Which lines have the string "лист"? Copy all of them from the entries below.

Content starts

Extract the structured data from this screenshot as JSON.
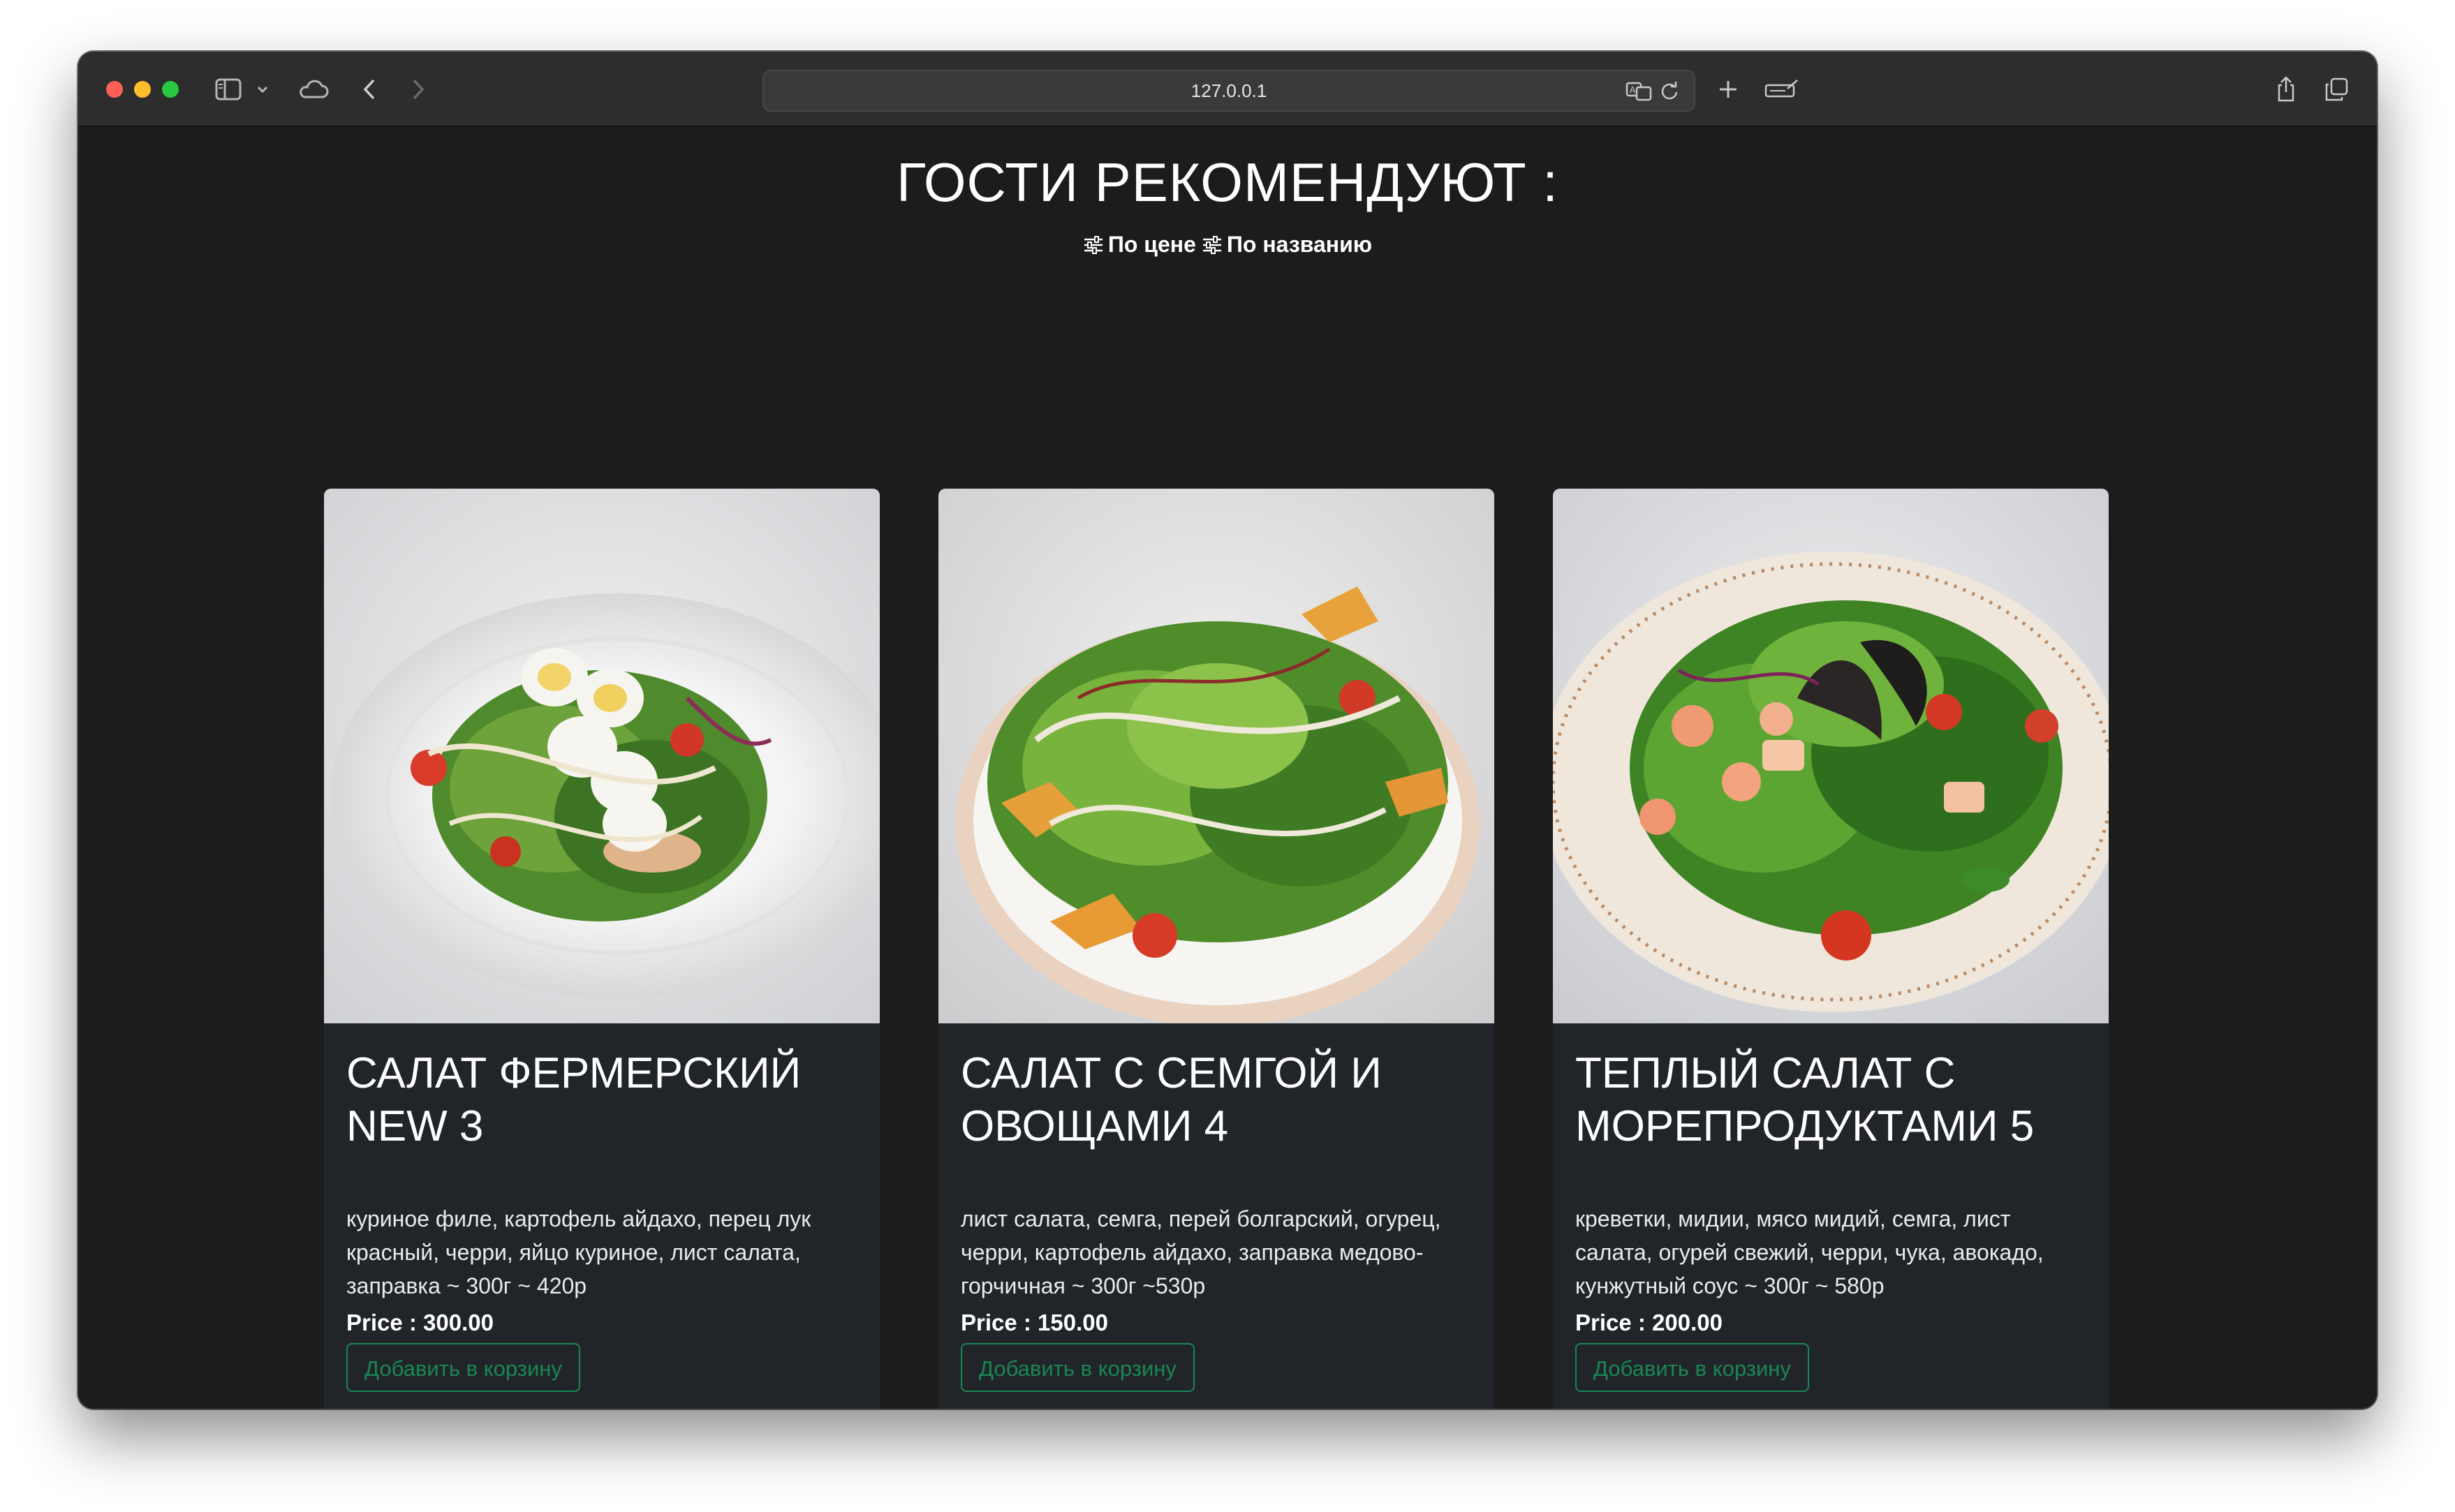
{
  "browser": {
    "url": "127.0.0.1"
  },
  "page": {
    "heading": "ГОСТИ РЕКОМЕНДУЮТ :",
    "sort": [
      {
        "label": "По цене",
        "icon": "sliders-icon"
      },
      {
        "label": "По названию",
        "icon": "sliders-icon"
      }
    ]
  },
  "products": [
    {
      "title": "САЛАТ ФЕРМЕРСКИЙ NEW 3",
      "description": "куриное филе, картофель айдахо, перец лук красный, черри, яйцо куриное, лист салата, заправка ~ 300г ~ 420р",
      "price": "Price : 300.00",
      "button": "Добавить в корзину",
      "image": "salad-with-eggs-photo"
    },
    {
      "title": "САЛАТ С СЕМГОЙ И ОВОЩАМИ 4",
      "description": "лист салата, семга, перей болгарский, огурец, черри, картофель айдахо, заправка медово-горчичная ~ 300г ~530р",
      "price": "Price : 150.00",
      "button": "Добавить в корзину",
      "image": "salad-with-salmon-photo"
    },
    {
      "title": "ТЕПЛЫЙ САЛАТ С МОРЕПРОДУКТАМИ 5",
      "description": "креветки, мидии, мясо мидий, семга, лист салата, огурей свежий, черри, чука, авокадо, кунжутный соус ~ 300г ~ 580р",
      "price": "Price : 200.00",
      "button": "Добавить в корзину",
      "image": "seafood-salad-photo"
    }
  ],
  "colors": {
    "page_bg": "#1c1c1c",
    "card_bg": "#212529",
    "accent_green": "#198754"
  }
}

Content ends

ANSWER SPACE »
      "description": "куриное филе, картофель айдахо, перец лук красный, черри, яйцо куриное, лист салата, заправка ~ 300г ~ 420р",
      "description": "лист салата, семга, перей болгарский, огурец, черри, картофель айдахо, заправка медово-горчичная ~ 300г ~530р",
      "description": "креветки, мидии, мясо мидий, семга, лист салата, огурей свежий, черри, чука, авокадо, кунжутный соус ~ 300г ~ 580р",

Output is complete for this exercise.